Heidorn’s article “The Emerging Role of Libraries in Data Curation and E-Science” was a nice balance between the straightforward guide to data management and the frivolous “How is a scarf like a dataset?” (which told me more about knitting than about data management). Heidorn writes lucidly, and had me at “Getting to the original data is even more critical because of the observation that it appears that original front finding tend to get weaker if replicated later.” I argued in a piece for another class about the importance of working from original data to the extent possible, even the maintenance of outmoded software (70 mm film, in that case) required the upkeep of outmoded software.
It was interesting to read about the National Science Foundation’s requirements of data management with grant proposals. (Grant writing is a possible employment route I’ve long considered taking.) I believe Heidorn when he argues that digital curation is more like a vegetable garden than a time capsule, but when he asserts “Digital data degrade more quickly than paper documents,” I would like to know why. How can something inorganic degrade more quickly than organic matter? This was something that was touched on briefly in my other class, and I hope to get to the bottom of it. “The content must be constantly nurtured, used and refreshed.” Again, why and how?

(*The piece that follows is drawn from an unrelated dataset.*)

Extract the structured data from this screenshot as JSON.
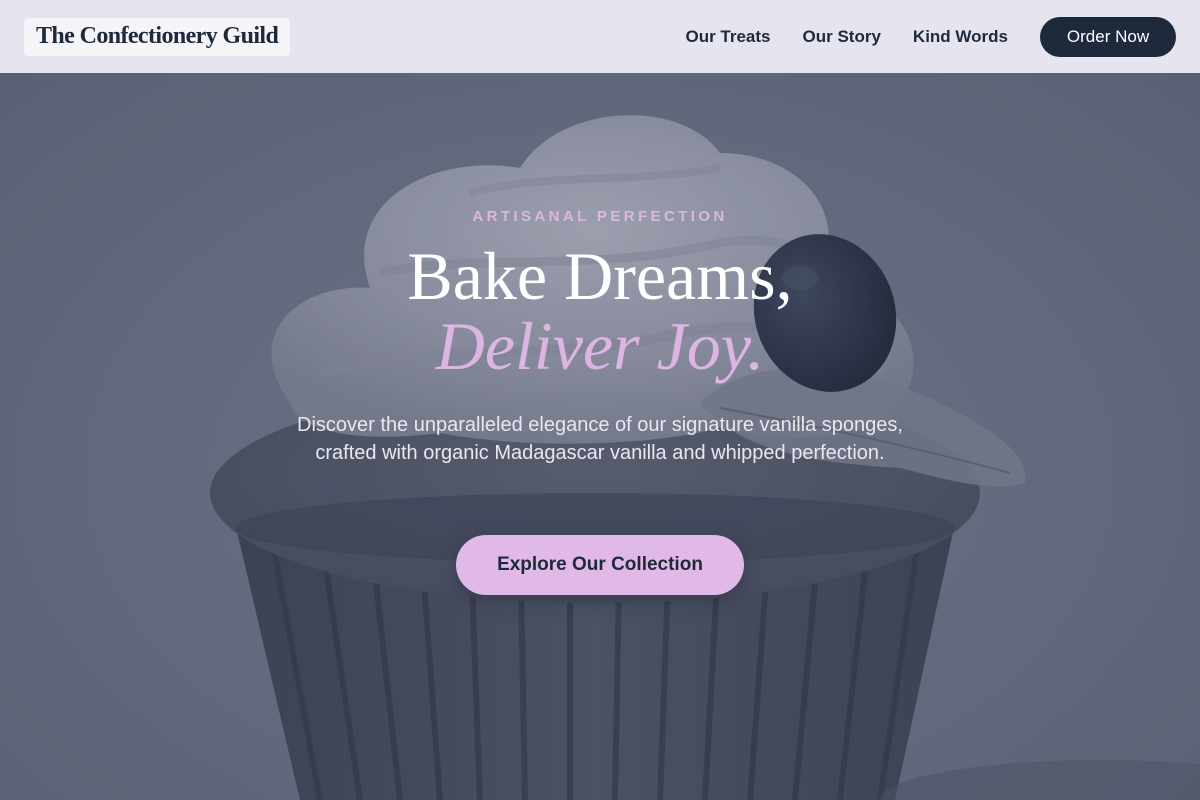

Heidorn writes that “the final regular step in the lifecycle is transformation. Over time it may be necessary to transform data to different formats . . . ” I hope he has written further on this idea, because during the course of this semester I have grown passionate about maintaining the integrity of the original format to the extent possible. I believe that something is lost with each transfer to new media.